Not so fast.
You forgot to take heat into consideration. That’s right, body heat. Your hair is connected to your body at the scalp, which is warm, and when you put a bunch of ammonia and peroxide on that skin, it heats up even more in protest. This means that the first inch or so of your hair will lighten faster than the rest, but that area is usually where you put the color FIRST! Oh no. You will either have to adjust your formula and do one half to one shade darker on that fist inch OR you will need to carefully (by yourself) apply from one inch away from scalp first, and THEN go back for the roots.

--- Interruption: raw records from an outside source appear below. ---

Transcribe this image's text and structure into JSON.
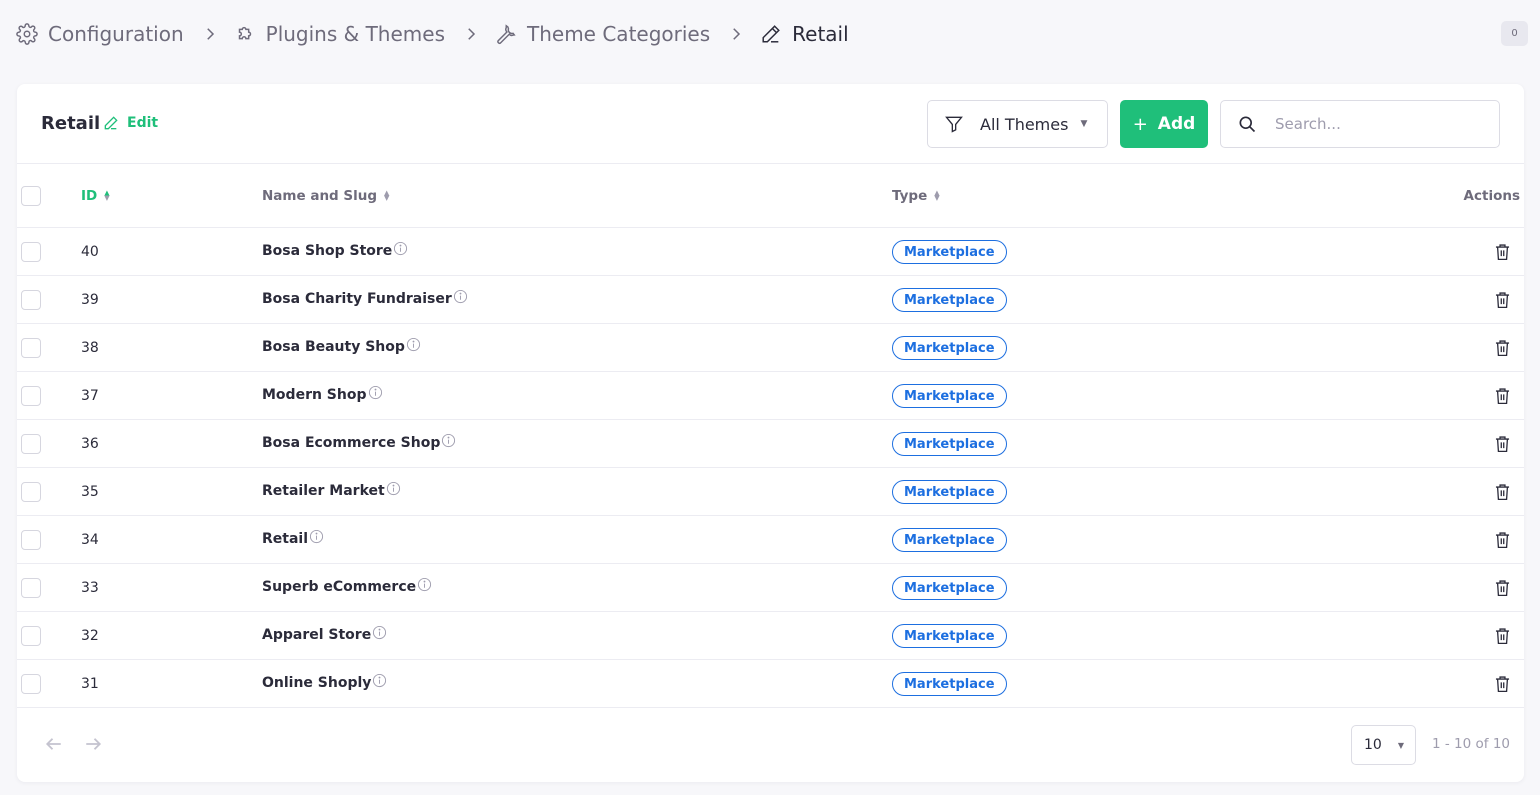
{
  "breadcrumb": [
    {
      "label": "Configuration",
      "icon": "gear-icon"
    },
    {
      "label": "Plugins & Themes",
      "icon": "puzzle-icon"
    },
    {
      "label": "Theme Categories",
      "icon": "wrench-icon"
    },
    {
      "label": "Retail",
      "icon": "pencil-icon"
    }
  ],
  "notifications": {
    "count": "0"
  },
  "header": {
    "title": "Retail",
    "edit_label": "Edit",
    "filter_label": "All Themes",
    "add_label": "Add",
    "search_placeholder": "Search..."
  },
  "table": {
    "columns": {
      "id": "ID",
      "name": "Name and Slug",
      "type": "Type",
      "actions": "Actions"
    },
    "rows": [
      {
        "id": "40",
        "name": "Bosa Shop Store",
        "type": "Marketplace"
      },
      {
        "id": "39",
        "name": "Bosa Charity Fundraiser",
        "type": "Marketplace"
      },
      {
        "id": "38",
        "name": "Bosa Beauty Shop",
        "type": "Marketplace"
      },
      {
        "id": "37",
        "name": "Modern Shop",
        "type": "Marketplace"
      },
      {
        "id": "36",
        "name": "Bosa Ecommerce Shop",
        "type": "Marketplace"
      },
      {
        "id": "35",
        "name": "Retailer Market",
        "type": "Marketplace"
      },
      {
        "id": "34",
        "name": "Retail",
        "type": "Marketplace"
      },
      {
        "id": "33",
        "name": "Superb eCommerce",
        "type": "Marketplace"
      },
      {
        "id": "32",
        "name": "Apparel Store",
        "type": "Marketplace"
      },
      {
        "id": "31",
        "name": "Online Shoply",
        "type": "Marketplace"
      }
    ]
  },
  "pagination": {
    "page_size": "10",
    "range": "1 - 10 of 10"
  },
  "colors": {
    "accent": "#1fbf7a",
    "badge": "#1d6fe0",
    "background": "#f7f7fa"
  }
}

You forgot to take porosity into consideration. That’s right, the hair towards the ends has been around a lot longer, and is likely more porous than the rest (like a sponge, it soaks things up faster) which means it might slurp up those blue violet tones a little too much and end up looking drab. Maybe you should save those ends for last. But only if they really are porous, because if they aren’t you’ll end up with dark ends. Oh and you’ll want to make sure, whatever you decide, that you get all this business done in under 20 minutes because once you mix the color it immediately starts losing power and if you take much longer than that all bets are off.
Did I mention everything we just went through ONLY applies if the hypothetical hair in question is virgin? Previously colored hair has an entirely different set of rules. This is just one scenario of infinite possibilities. There IS a science to this, I promise. It’s really not as easy as picking up a one size fits all box. Sure you might get lucky. What the hell, it only costs 10 bucks!! It will only set you back 15 times that… per hour… to get it corrected.
Still feeling up for the challenge? She was….
But then decided she didn’t want to be a blonde after all…
The good news is, it can (almost) always be fixed!